Importantly, the separation declaration which is attached to the Binding Financial Agreement must also be served on the Trustee. The separation declaration must be signed within the last 28 days, otherwise it will not be accepted by the Trustee of the superannuation Fund: s90XI.
Superannuation Lawyers Brisbane
The division of assets (property settlement) following separation is often a very stressful and challenging process. Seeking legal advice from an experienced Brisbane Family & Divorce Lawyer is highly recommended so you can understand your rights and entitlements prior to entering into any agreement.
You can find more information about the process of dividing your assets following separation on the following pages:
You may also like to check out our useful Free Family Law Information Videos on various family law issues relevant to you, such as how a court determines your property settlement entitlements and how to formalise a property settlement agreement.

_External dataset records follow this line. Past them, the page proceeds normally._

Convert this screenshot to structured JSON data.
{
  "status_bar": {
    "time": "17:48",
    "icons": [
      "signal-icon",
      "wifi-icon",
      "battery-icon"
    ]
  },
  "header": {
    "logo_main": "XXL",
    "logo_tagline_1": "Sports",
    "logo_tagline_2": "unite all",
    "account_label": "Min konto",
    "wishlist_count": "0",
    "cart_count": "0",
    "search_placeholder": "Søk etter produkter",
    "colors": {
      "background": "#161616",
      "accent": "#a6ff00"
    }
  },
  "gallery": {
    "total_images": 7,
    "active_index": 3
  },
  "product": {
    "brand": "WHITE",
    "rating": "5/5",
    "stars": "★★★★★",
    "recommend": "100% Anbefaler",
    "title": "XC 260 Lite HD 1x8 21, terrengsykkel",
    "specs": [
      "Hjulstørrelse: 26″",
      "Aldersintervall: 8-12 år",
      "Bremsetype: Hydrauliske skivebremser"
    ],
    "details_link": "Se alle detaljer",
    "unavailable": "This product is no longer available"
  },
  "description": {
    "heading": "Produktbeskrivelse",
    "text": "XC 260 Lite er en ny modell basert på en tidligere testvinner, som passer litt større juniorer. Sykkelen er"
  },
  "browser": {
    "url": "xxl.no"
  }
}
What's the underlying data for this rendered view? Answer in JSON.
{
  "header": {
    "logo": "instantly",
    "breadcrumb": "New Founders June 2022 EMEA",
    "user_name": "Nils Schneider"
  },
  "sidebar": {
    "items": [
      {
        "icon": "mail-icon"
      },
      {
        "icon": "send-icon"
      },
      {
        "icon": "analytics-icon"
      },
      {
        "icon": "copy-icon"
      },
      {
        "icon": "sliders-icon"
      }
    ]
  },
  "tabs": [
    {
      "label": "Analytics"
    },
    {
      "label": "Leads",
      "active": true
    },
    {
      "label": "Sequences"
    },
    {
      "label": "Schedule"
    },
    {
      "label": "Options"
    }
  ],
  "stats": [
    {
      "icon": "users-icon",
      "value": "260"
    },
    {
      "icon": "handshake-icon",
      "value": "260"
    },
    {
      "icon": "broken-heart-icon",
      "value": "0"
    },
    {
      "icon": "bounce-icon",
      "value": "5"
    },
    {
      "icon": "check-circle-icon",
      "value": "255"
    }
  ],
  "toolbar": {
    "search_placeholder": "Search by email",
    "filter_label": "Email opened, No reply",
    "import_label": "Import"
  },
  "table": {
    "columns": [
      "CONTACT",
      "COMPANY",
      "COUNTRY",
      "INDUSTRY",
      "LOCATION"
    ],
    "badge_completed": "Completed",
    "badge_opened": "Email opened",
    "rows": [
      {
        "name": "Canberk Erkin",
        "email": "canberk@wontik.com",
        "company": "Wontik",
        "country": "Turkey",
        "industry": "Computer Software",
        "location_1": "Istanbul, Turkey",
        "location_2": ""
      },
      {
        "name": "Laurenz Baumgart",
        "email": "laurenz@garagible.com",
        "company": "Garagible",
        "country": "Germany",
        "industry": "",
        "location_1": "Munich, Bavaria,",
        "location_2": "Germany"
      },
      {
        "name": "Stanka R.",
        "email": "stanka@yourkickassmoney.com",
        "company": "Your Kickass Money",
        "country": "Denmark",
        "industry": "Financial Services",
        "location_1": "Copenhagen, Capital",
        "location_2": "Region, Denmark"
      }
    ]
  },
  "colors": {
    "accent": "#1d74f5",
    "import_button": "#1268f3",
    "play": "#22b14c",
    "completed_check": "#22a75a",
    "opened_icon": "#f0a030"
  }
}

If you have any questions about how your superannuation might be affected or any other matter relevant to the division of your assets following separation, get in touch with one of our experienced Superannuation Lawyers Brisbane. More information about our unique fixed fee approach can be found on our Fixed Fees Page.
Remember, just because you and your ex partner are amicable does not mean it is unnecessary to legally formalise your property settlement agreement. Unless you formalise your property settlement agreement, you are not protected in the future from a claim by your former partner in relation to your assets (including those acquired by you after separation).
Let our experienced Superannuation Lawyers Brisbane help you to formalise an agreement in relation to division of your assets as quickly and cost effectively as possible so you can move on with your life.